(INPUT DATA begins)
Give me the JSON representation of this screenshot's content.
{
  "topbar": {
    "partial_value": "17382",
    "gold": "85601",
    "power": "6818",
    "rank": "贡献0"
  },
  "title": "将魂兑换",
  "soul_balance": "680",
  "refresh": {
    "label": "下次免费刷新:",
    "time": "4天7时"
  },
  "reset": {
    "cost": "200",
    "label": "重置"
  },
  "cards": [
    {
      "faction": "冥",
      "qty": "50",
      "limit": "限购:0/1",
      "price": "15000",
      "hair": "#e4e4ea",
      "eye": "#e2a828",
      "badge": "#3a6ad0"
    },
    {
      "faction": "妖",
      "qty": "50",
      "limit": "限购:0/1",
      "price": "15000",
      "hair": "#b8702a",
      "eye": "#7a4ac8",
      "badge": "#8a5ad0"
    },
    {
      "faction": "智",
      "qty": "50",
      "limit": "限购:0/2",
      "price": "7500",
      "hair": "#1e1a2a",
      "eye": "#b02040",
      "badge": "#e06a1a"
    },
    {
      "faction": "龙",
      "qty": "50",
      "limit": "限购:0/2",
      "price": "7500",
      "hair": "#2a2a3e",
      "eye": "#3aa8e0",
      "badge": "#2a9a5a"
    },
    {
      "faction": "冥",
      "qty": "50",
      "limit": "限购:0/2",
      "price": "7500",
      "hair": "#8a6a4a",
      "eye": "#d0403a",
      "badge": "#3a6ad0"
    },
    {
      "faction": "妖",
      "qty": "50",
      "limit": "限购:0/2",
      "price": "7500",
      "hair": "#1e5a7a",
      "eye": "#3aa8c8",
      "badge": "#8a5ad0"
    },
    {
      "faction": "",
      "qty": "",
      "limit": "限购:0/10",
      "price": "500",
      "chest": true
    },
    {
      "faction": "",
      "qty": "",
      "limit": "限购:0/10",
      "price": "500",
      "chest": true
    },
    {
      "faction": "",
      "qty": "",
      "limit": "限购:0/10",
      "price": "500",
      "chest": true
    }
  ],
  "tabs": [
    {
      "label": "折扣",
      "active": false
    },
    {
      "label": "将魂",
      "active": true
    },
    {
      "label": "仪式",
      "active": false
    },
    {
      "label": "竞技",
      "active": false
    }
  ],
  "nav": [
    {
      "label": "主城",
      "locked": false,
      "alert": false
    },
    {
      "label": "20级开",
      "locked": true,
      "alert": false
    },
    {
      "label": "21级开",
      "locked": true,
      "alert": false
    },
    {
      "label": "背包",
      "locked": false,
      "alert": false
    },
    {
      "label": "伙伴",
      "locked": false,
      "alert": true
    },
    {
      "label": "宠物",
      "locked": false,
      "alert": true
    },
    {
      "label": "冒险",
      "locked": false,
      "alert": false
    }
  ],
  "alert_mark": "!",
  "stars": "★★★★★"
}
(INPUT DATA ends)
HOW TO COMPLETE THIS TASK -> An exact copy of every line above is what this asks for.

OUTPUT BELOW ->
Give me the JSON representation of this screenshot's content.
{
  "topbar": {
    "partial_value": "17382",
    "gold": "85601",
    "power": "6818",
    "rank": "贡献0"
  },
  "title": "将魂兑换",
  "soul_balance": "680",
  "refresh": {
    "label": "下次免费刷新:",
    "time": "4天7时"
  },
  "reset": {
    "cost": "200",
    "label": "重置"
  },
  "cards": [
    {
      "faction": "冥",
      "qty": "50",
      "limit": "限购:0/1",
      "price": "15000",
      "hair": "#e4e4ea",
      "eye": "#e2a828",
      "badge": "#3a6ad0"
    },
    {
      "faction": "妖",
      "qty": "50",
      "limit": "限购:0/1",
      "price": "15000",
      "hair": "#b8702a",
      "eye": "#7a4ac8",
      "badge": "#8a5ad0"
    },
    {
      "faction": "智",
      "qty": "50",
      "limit": "限购:0/2",
      "price": "7500",
      "hair": "#1e1a2a",
      "eye": "#b02040",
      "badge": "#e06a1a"
    },
    {
      "faction": "龙",
      "qty": "50",
      "limit": "限购:0/2",
      "price": "7500",
      "hair": "#2a2a3e",
      "eye": "#3aa8e0",
      "badge": "#2a9a5a"
    },
    {
      "faction": "冥",
      "qty": "50",
      "limit": "限购:0/2",
      "price": "7500",
      "hair": "#8a6a4a",
      "eye": "#d0403a",
      "badge": "#3a6ad0"
    },
    {
      "faction": "妖",
      "qty": "50",
      "limit": "限购:0/2",
      "price": "7500",
      "hair": "#1e5a7a",
      "eye": "#3aa8c8",
      "badge": "#8a5ad0"
    },
    {
      "faction": "",
      "qty": "",
      "limit": "限购:0/10",
      "price": "500",
      "chest": true
    },
    {
      "faction": "",
      "qty": "",
      "limit": "限购:0/10",
      "price": "500",
      "chest": true
    },
    {
      "faction": "",
      "qty": "",
      "limit": "限购:0/10",
      "price": "500",
      "chest": true
    }
  ],
  "tabs": [
    {
      "label": "折扣",
      "active": false
    },
    {
      "label": "将魂",
      "active": true
    },
    {
      "label": "仪式",
      "active": false
    },
    {
      "label": "竞技",
      "active": false
    }
  ],
  "nav": [
    {
      "label": "主城",
      "locked": false,
      "alert": false
    },
    {
      "label": "20级开",
      "locked": true,
      "alert": false
    },
    {
      "label": "21级开",
      "locked": true,
      "alert": false
    },
    {
      "label": "背包",
      "locked": false,
      "alert": false
    },
    {
      "label": "伙伴",
      "locked": false,
      "alert": true
    },
    {
      "label": "宠物",
      "locked": false,
      "alert": true
    },
    {
      "label": "冒险",
      "locked": false,
      "alert": false
    }
  ],
  "alert_mark": "!",
  "stars": "★★★★★"
}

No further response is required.